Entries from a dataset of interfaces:
⟨

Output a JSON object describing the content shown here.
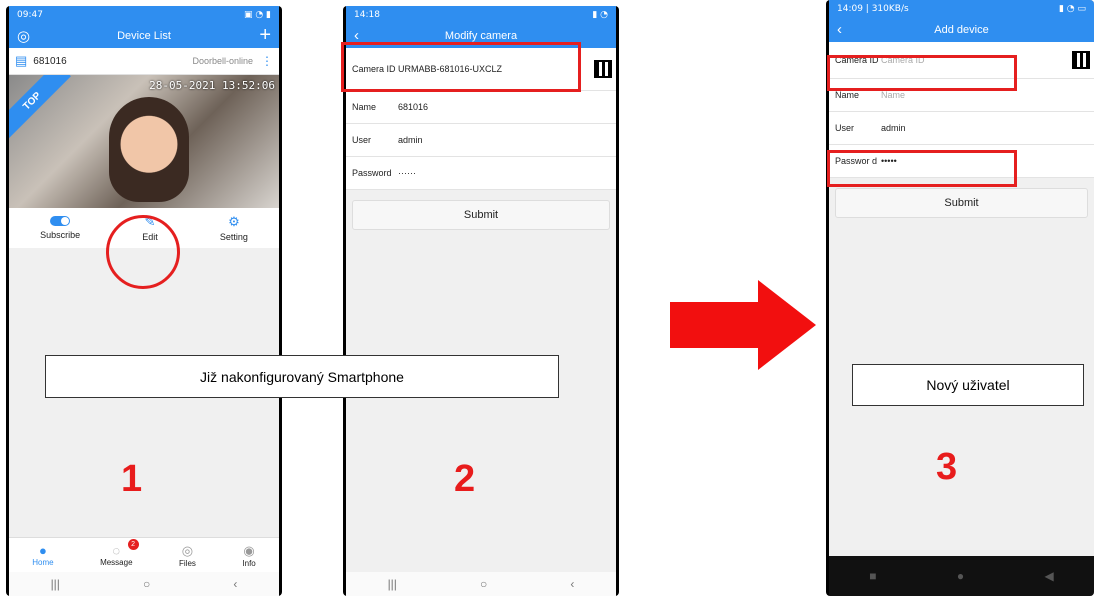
{
  "phone1": {
    "status_time": "09:47",
    "title": "Device List",
    "device_name": "681016",
    "device_status": "Doorbell-online",
    "badge_top": "TOP",
    "timestamp": "28-05-2021 13:52:06",
    "actions": [
      {
        "label": "Subscribe"
      },
      {
        "label": "Edit"
      },
      {
        "label": "Setting"
      }
    ],
    "tabs": [
      {
        "label": "Home"
      },
      {
        "label": "Message",
        "badge": "2"
      },
      {
        "label": "Files"
      },
      {
        "label": "Info"
      }
    ],
    "big_number": "1"
  },
  "phone2": {
    "status_time": "14:18",
    "title": "Modify camera",
    "fields": {
      "camera_id_label": "Camera ID",
      "camera_id_value": "URMABB-681016-UXCLZ",
      "name_label": "Name",
      "name_value": "681016",
      "user_label": "User",
      "user_value": "admin",
      "password_label": "Password",
      "password_value": "······"
    },
    "submit": "Submit",
    "big_number": "2"
  },
  "phone3": {
    "status_time": "14:09 | 310KB/s",
    "title": "Add device",
    "fields": {
      "camera_id_label": "Camera ID",
      "camera_id_placeholder": "Camera ID",
      "name_label": "Name",
      "name_placeholder": "Name",
      "user_label": "User",
      "user_value": "admin",
      "password_label": "Passwor d",
      "password_value": "•••••"
    },
    "submit": "Submit",
    "big_number": "3"
  },
  "callouts": {
    "configured": "Již nakonfigurovaný Smartphone",
    "new_user": "Nový uživatel"
  },
  "colors": {
    "accent": "#2f8ef0",
    "highlight_red": "#e51f1f"
  }
}
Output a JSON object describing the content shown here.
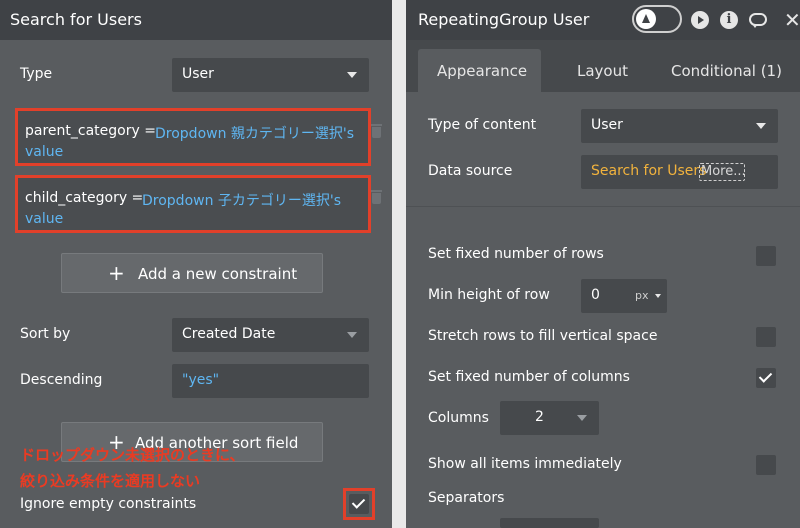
{
  "left": {
    "title": "Search for Users",
    "type_label": "Type",
    "type_value": "User",
    "constraints": [
      {
        "key": "parent_category =",
        "value_line1": "Dropdown 親カテゴリー選択's",
        "value_line2": "value"
      },
      {
        "key": "child_category =",
        "value_line1": "Dropdown 子カテゴリー選択's",
        "value_line2": "value"
      }
    ],
    "add_constraint": "Add a new constraint",
    "sort_by_label": "Sort by",
    "sort_by_value": "Created Date",
    "descending_label": "Descending",
    "descending_value": "\"yes\"",
    "add_sort": "Add another sort field",
    "annotation_line1": "ドロップダウン未選択のときに、",
    "annotation_line2": "絞り込み条件を適用しない",
    "ignore_label": "Ignore empty constraints",
    "ignore_checked": true,
    "highlight_color": "#e2402a"
  },
  "right": {
    "title": "RepeatingGroup User",
    "tabs": [
      "Appearance",
      "Layout",
      "Conditional (1)"
    ],
    "active_tab": "Appearance",
    "type_of_content_label": "Type of content",
    "type_of_content_value": "User",
    "data_source_label": "Data source",
    "data_source_value": "Search for Users",
    "data_source_more": "More...",
    "fixed_rows_label": "Set fixed number of rows",
    "fixed_rows_checked": false,
    "min_height_label": "Min height of row",
    "min_height_value": "0",
    "min_height_unit": "px",
    "stretch_label": "Stretch rows to fill vertical space",
    "stretch_checked": false,
    "fixed_columns_label": "Set fixed number of columns",
    "fixed_columns_checked": true,
    "columns_label": "Columns",
    "columns_value": "2",
    "show_all_label": "Show all items immediately",
    "show_all_checked": false,
    "separators_label": "Separators"
  },
  "icons": [
    "flask-icon",
    "play-icon",
    "info-icon",
    "comment-icon",
    "close-icon",
    "trash-icon",
    "plus-icon",
    "chevron-down-icon",
    "checkmark-icon"
  ],
  "colors": {
    "panel": "#595c5f",
    "header": "#3f4246",
    "link_blue": "#5fb6f2",
    "data_source_orange": "#f2b33d",
    "annotation_red": "#ea3b23"
  }
}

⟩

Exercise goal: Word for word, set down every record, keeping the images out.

Completed exercise:
Output a JSON object describing the content shown here.
{
  "phone1": {
    "status_time": "09:47",
    "title": "Device List",
    "device_name": "681016",
    "device_status": "Doorbell-online",
    "badge_top": "TOP",
    "timestamp": "28-05-2021 13:52:06",
    "actions": [
      {
        "label": "Subscribe"
      },
      {
        "label": "Edit"
      },
      {
        "label": "Setting"
      }
    ],
    "tabs": [
      {
        "label": "Home"
      },
      {
        "label": "Message",
        "badge": "2"
      },
      {
        "label": "Files"
      },
      {
        "label": "Info"
      }
    ],
    "big_number": "1"
  },
  "phone2": {
    "status_time": "14:18",
    "title": "Modify camera",
    "fields": {
      "camera_id_label": "Camera ID",
      "camera_id_value": "URMABB-681016-UXCLZ",
      "name_label": "Name",
      "name_value": "681016",
      "user_label": "User",
      "user_value": "admin",
      "password_label": "Password",
      "password_value": "······"
    },
    "submit": "Submit",
    "big_number": "2"
  },
  "phone3": {
    "status_time": "14:09 | 310KB/s",
    "title": "Add device",
    "fields": {
      "camera_id_label": "Camera ID",
      "camera_id_placeholder": "Camera ID",
      "name_label": "Name",
      "name_placeholder": "Name",
      "user_label": "User",
      "user_value": "admin",
      "password_label": "Passwor d",
      "password_value": "•••••"
    },
    "submit": "Submit",
    "big_number": "3"
  },
  "callouts": {
    "configured": "Již nakonfigurovaný Smartphone",
    "new_user": "Nový uživatel"
  },
  "colors": {
    "accent": "#2f8ef0",
    "highlight_red": "#e51f1f"
  }
}
Output a JSON object describing the content shown here.
{
  "left": {
    "title": "Search for Users",
    "type_label": "Type",
    "type_value": "User",
    "constraints": [
      {
        "key": "parent_category =",
        "value_line1": "Dropdown 親カテゴリー選択's",
        "value_line2": "value"
      },
      {
        "key": "child_category =",
        "value_line1": "Dropdown 子カテゴリー選択's",
        "value_line2": "value"
      }
    ],
    "add_constraint": "Add a new constraint",
    "sort_by_label": "Sort by",
    "sort_by_value": "Created Date",
    "descending_label": "Descending",
    "descending_value": "\"yes\"",
    "add_sort": "Add another sort field",
    "annotation_line1": "ドロップダウン未選択のときに、",
    "annotation_line2": "絞り込み条件を適用しない",
    "ignore_label": "Ignore empty constraints",
    "ignore_checked": true,
    "highlight_color": "#e2402a"
  },
  "right": {
    "title": "RepeatingGroup User",
    "tabs": [
      "Appearance",
      "Layout",
      "Conditional (1)"
    ],
    "active_tab": "Appearance",
    "type_of_content_label": "Type of content",
    "type_of_content_value": "User",
    "data_source_label": "Data source",
    "data_source_value": "Search for Users",
    "data_source_more": "More...",
    "fixed_rows_label": "Set fixed number of rows",
    "fixed_rows_checked": false,
    "min_height_label": "Min height of row",
    "min_height_value": "0",
    "min_height_unit": "px",
    "stretch_label": "Stretch rows to fill vertical space",
    "stretch_checked": false,
    "fixed_columns_label": "Set fixed number of columns",
    "fixed_columns_checked": true,
    "columns_label": "Columns",
    "columns_value": "2",
    "show_all_label": "Show all items immediately",
    "show_all_checked": false,
    "separators_label": "Separators"
  },
  "icons": [
    "flask-icon",
    "play-icon",
    "info-icon",
    "comment-icon",
    "close-icon",
    "trash-icon",
    "plus-icon",
    "chevron-down-icon",
    "checkmark-icon"
  ],
  "colors": {
    "panel": "#595c5f",
    "header": "#3f4246",
    "link_blue": "#5fb6f2",
    "data_source_orange": "#f2b33d",
    "annotation_red": "#ea3b23"
  }
}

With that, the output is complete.